Opening April 21 at the Jepson Center, Telfair Museums presents a treasured selection of work from its permanent collection in "Kahlil Gibran and the Feminine Divine."

Gibran was a visionary artist and poet whose philosophy was and still is ahead of its time. Born in 1883 in the town of Bsharri in what is now known as northern Lebanon, Gibran immigrated to the United States near the turn of the century with his mother and siblings to settle in the Syrian-Lebanese-American community of Boston's South End.

Over the course of the following decades, Gibran would establish himself as one of the most beloved and best-selling poets of all time, as well as an accomplished artist with a singular vision of all humanity and all religions united as one.

Gibran's most celebrated English-language work is "The Prophet," a book of prose-poetry published in 1923 that eloquently distills the writer/artist's vision into 26 fable-like meditations on the human condition. The text is accompanied by a series of illustrations by the author which Auguste Rodin once compared to the work of William Blake. "The Prophet" has since been translated into more than 40 different languages and has never been out of print.

"The Prophet," however, was only a fraction of Gibran's prodigious output as a writer and only one component of his creative whole. Over the course of his life in the United States, Gibran became friends with some of the most influential writers, artists and intellectuals of his time. He was also a sculptor, instrument builder, furniture designer and general polymath who was part of the Greenwich Village scene of the early 1900s during his time in New York, and is still considered a literary hero in the Arab world as well as the west.

One of Gibran's earliest supporters was Mary Elizabeth Haskell (later Mary Haskell Minis), who he met in Boston. She eventually became his biggest patron and lifelong friend. Originally from South Carolina, Minis was Gibran's philosophical soulmate and was instrumental in championing Gibran and his artistic vision to the larger world. In 1950, Minis donated nearly 100 works of Gibran's to Telfair Museums, the first art museum she had ever visited as a child (she is in fact buried in Savannah at Laurel Grove Cemetery).

Nearly all the works in "Kahlil Gibran and the Feminine Divine" are drawn from Minis' gift to Telfair.

"This show is really unique for us," says Telfair's chief curator of collections and exhibitions, Courtney McNeil. "We've had this collection since 1950, but as far as I know, this is the first time we've done a presentation with this specific focus, which was something that was important to Gibran.

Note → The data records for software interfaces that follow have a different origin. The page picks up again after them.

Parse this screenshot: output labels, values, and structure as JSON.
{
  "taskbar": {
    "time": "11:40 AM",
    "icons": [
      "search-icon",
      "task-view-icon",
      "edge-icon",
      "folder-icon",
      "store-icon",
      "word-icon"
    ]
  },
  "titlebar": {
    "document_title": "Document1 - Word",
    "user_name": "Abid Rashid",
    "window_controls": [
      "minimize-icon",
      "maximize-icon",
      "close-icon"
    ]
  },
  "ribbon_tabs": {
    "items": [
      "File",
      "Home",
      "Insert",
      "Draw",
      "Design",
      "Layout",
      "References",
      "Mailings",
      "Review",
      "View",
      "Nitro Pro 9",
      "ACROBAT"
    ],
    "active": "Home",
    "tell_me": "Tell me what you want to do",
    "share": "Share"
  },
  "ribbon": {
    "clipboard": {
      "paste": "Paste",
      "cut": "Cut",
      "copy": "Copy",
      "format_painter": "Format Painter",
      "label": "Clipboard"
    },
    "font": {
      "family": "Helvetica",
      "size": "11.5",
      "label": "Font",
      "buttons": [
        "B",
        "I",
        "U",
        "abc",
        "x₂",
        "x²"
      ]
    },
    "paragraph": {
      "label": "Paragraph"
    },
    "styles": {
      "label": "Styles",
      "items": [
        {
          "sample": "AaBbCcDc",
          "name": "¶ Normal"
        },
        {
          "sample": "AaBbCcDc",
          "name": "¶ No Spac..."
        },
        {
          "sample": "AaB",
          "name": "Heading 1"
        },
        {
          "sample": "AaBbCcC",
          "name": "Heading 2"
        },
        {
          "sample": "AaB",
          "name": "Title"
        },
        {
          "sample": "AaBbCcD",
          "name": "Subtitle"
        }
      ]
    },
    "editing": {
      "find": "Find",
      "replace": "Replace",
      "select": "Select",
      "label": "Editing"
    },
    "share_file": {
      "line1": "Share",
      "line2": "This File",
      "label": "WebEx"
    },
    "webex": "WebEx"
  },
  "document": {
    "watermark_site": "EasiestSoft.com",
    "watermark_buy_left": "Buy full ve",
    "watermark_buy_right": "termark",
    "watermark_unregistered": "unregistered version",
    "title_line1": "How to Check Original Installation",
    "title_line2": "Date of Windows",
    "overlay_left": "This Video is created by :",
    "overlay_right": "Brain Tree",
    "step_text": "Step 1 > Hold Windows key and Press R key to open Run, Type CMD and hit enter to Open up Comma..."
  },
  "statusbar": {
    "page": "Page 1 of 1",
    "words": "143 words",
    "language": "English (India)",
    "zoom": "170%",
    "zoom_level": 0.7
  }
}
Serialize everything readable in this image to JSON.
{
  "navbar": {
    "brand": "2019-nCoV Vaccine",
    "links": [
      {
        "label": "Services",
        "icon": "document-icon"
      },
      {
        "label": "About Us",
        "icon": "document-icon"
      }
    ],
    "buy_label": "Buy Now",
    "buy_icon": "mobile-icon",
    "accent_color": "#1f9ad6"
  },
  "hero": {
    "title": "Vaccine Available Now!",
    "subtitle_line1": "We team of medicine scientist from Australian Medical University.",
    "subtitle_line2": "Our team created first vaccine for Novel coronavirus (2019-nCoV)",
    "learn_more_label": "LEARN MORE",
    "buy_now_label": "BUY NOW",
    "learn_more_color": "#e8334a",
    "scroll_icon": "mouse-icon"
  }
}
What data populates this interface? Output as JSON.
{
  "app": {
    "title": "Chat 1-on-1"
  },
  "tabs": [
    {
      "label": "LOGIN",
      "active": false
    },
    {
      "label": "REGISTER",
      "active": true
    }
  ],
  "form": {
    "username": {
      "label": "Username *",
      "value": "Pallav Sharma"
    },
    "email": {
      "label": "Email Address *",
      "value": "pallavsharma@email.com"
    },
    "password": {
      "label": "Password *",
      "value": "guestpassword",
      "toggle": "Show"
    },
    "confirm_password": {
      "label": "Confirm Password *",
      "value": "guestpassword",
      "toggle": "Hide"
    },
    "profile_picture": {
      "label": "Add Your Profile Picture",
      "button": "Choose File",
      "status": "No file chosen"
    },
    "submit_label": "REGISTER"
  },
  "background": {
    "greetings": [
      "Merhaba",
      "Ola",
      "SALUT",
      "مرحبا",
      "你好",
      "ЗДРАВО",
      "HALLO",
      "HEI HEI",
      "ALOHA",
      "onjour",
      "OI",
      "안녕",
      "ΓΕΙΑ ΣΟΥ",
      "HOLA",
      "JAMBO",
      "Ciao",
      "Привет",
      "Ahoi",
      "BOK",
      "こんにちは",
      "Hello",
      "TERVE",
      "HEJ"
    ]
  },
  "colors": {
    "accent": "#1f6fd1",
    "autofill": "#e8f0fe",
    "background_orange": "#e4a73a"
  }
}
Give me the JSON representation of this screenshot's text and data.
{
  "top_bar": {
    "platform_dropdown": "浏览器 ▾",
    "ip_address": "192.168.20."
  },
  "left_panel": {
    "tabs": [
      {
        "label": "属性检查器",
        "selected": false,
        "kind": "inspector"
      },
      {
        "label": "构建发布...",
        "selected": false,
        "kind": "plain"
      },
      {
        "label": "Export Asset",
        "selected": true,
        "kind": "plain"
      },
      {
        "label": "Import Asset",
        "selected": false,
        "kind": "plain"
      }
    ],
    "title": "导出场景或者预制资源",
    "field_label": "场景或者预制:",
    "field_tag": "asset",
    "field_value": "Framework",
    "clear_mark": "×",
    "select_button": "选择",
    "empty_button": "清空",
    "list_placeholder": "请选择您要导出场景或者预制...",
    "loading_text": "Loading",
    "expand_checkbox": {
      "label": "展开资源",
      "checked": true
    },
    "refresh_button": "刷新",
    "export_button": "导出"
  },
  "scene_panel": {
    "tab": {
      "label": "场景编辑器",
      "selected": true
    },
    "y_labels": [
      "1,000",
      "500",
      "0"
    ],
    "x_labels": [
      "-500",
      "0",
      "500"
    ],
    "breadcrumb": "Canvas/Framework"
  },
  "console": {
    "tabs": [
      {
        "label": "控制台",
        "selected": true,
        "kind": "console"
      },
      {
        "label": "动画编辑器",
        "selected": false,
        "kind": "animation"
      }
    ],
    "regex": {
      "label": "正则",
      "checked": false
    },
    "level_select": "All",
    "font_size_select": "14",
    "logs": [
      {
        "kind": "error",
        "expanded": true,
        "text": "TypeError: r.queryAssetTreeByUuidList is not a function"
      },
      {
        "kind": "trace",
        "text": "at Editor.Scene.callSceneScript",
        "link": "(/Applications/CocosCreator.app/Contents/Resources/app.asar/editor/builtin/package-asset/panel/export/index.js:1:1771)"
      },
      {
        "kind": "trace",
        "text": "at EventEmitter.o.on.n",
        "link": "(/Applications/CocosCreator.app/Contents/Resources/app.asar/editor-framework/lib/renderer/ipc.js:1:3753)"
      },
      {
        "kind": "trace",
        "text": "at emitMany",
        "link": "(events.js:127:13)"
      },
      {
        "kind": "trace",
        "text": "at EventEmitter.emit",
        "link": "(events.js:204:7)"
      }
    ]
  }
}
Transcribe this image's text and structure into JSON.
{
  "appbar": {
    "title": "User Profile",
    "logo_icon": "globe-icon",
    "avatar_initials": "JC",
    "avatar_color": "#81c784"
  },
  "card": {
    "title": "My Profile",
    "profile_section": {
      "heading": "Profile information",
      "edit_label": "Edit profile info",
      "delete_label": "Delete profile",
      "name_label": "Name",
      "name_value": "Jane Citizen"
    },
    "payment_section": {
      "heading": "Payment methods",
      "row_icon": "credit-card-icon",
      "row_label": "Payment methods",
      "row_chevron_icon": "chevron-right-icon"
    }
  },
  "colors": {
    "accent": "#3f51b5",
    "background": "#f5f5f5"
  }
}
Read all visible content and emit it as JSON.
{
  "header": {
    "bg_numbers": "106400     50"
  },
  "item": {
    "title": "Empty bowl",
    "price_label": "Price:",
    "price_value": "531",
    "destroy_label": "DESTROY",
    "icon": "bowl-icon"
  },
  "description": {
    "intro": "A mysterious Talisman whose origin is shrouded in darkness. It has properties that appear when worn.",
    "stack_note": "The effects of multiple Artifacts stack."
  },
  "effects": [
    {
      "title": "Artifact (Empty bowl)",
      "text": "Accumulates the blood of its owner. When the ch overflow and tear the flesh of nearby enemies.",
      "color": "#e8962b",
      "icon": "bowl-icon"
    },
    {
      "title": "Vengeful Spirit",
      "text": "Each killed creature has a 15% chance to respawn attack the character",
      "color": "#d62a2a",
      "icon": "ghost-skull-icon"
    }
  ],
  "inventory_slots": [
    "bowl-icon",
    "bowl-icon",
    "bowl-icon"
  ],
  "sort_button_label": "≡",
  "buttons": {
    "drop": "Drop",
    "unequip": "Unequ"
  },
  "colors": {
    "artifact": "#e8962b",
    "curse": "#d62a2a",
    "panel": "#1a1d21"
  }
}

"There are a lot of universal themes in his work, in both his poetry and visual art. Ideas of the universality of religion, this beautiful way of looking at the world where all religions are one, all people are one, and this mindset really pervaded all of his work.

"This is also a strong theme within our holdings. This idea of the image of the feminine divine, these very spiritual works sometimes with a mystical quality where the spiritual elements are given human form and the all-powerful goddess form takes the shape of a woman."

The images are universally appealing, she says.

"Gibran was interested in studying ancient mythology, in studying religions around the world, and he was interested in sort of blurring those lines between what was to him contemporary religion and ancient religions," McNeil says.

"Some of these images could literally look like Mary holding Jesus, but they're universal images of a universal mother⦠And it's not just abstract images of the female form in religion that influenced him, but also real women in his life that influenced his career."

McNeil also points out that Telfair holds the largest collection of Gibran's visual art in the country.

"The thinking behind this show really is that we have this collection of about 100 works and most of them are works on paper, so those are very fragile and can only be exposed to light for a couple of months and then they have to 'rest' for a couple of years, which is why we can't have this work out all the time.

"But it's incredibly popular. The artist has a following all over the world. We get inquiries about this more than any other single thing in our collection⦠He's had a passionate following for a very long time."

"Kahlil Gibran and the Feminine Divine" will be on view through the end of the year, so there's more than enough time to view the work of a true visionary until his work is safely tucked away again.


What: "Kahlil Gibran and the Feminine Divine"

When: April 21-Jan. 2; preview gallery talk by Courtney McNeil at 2 p.m. April 20

Where: Jepson Center, 207 W. York St.

Cost: Varies